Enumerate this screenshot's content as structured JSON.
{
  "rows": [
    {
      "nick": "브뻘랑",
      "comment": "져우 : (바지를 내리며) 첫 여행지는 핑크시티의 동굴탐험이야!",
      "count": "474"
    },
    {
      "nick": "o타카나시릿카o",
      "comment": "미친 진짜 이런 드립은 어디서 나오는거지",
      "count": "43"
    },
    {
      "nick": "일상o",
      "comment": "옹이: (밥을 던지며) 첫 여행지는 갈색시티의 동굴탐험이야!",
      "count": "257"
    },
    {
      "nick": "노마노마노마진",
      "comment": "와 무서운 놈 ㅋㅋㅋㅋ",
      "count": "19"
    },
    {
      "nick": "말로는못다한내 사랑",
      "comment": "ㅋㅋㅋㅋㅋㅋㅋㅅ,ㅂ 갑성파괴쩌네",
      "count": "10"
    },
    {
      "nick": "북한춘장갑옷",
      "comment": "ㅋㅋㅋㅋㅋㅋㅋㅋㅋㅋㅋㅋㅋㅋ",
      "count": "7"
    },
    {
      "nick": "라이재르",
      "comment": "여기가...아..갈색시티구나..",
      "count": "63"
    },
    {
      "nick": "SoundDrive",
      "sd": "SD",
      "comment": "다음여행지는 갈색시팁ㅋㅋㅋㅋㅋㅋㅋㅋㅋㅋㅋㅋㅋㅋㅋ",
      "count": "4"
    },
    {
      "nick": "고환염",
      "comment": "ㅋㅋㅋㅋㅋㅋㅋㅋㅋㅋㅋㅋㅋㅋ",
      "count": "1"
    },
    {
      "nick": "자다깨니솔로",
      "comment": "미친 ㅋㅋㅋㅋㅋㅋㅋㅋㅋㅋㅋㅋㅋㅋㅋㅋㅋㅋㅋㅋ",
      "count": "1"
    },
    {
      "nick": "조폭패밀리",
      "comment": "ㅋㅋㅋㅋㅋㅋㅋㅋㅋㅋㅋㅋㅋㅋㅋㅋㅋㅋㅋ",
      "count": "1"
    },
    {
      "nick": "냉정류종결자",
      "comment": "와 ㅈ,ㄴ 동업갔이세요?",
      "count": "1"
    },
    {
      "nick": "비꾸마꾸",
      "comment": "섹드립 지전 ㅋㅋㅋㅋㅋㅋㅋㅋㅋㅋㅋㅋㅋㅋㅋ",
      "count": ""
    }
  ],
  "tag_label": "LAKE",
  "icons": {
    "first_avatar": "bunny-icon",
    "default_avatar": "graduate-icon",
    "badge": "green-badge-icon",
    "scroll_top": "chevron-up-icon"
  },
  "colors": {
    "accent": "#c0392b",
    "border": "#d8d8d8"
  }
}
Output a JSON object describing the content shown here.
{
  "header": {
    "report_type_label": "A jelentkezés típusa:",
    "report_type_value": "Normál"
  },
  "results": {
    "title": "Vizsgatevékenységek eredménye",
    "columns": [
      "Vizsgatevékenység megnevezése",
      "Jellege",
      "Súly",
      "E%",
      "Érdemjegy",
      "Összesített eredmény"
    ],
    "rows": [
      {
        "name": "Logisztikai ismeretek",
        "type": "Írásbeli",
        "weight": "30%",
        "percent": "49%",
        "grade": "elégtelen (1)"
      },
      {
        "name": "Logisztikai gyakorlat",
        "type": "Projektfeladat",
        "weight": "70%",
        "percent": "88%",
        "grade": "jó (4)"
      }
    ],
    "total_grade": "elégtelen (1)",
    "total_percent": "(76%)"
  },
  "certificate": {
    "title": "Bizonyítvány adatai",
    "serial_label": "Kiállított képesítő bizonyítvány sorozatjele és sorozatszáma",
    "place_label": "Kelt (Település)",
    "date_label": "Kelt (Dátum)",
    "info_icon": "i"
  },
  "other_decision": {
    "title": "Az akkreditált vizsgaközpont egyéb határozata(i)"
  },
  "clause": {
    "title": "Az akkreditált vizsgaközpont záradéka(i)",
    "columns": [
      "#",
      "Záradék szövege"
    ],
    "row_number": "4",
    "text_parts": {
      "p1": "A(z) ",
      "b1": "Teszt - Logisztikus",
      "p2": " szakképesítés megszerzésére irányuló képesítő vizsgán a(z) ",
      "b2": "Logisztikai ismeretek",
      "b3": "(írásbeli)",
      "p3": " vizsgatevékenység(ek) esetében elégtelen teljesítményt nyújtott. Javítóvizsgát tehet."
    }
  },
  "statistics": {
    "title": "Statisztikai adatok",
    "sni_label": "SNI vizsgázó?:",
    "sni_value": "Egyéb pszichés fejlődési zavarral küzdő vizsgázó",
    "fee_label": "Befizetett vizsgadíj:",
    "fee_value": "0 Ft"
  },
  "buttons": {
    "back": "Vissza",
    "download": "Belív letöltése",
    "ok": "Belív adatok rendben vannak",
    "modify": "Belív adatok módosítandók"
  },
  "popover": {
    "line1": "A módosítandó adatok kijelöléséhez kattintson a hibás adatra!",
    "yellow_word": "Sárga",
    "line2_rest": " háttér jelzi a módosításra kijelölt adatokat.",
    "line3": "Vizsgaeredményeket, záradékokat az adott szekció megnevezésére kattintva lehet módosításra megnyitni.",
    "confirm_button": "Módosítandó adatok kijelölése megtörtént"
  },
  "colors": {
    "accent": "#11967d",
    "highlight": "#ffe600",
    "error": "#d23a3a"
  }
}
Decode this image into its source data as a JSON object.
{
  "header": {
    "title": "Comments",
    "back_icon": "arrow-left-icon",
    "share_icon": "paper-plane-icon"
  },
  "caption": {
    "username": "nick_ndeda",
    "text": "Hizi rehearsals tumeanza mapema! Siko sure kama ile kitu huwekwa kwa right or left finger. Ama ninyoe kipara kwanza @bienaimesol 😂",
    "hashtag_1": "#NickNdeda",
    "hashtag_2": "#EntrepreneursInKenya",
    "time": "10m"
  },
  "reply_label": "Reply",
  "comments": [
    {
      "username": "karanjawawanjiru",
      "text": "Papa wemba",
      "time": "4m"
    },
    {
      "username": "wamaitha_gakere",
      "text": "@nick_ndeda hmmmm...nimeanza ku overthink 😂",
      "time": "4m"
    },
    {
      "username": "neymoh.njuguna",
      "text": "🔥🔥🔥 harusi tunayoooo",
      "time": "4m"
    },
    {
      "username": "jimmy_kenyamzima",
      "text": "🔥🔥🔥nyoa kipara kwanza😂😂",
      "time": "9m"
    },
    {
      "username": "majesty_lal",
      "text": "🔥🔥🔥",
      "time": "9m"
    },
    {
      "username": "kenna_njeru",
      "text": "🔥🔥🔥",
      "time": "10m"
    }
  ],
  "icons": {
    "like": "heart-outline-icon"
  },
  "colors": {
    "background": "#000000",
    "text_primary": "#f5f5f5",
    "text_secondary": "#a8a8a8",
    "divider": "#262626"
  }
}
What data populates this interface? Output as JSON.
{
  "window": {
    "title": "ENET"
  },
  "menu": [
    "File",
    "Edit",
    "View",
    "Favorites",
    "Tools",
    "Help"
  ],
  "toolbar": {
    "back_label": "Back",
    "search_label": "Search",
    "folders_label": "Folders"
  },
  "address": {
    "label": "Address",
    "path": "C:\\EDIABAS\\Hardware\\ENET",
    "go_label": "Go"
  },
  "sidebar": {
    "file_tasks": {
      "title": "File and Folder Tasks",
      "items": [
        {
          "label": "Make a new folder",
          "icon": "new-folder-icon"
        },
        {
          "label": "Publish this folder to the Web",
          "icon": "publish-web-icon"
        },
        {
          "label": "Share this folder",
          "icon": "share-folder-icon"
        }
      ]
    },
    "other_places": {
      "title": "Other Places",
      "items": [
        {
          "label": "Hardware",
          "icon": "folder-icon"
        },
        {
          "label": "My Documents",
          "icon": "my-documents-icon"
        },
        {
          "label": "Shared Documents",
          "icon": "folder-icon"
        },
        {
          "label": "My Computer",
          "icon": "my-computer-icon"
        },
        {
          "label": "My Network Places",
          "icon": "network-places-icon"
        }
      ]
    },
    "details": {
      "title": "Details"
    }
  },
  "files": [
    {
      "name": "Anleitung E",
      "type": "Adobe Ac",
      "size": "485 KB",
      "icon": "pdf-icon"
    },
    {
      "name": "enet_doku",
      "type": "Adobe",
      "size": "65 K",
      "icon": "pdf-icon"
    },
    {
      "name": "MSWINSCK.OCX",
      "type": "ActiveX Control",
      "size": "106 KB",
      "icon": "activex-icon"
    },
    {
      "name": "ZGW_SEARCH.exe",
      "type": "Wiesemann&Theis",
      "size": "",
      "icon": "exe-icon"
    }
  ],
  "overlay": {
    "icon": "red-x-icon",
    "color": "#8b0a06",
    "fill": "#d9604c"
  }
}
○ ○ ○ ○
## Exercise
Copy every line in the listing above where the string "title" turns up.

## Answer below
    "title": "Vizsgatevékenységek eredménye",
    "title": "Bizonyítvány adatai",
    "title": "Az akkreditált vizsgaközpont egyéb határozata(i)"
    "title": "Az akkreditált vizsgaközpont záradéka(i)",
    "title": "Statisztikai adatok",
    "title": "Comments",
    "title": "ENET"
      "title": "File and Folder Tasks",
      "title": "Other Places",
      "title": "Details"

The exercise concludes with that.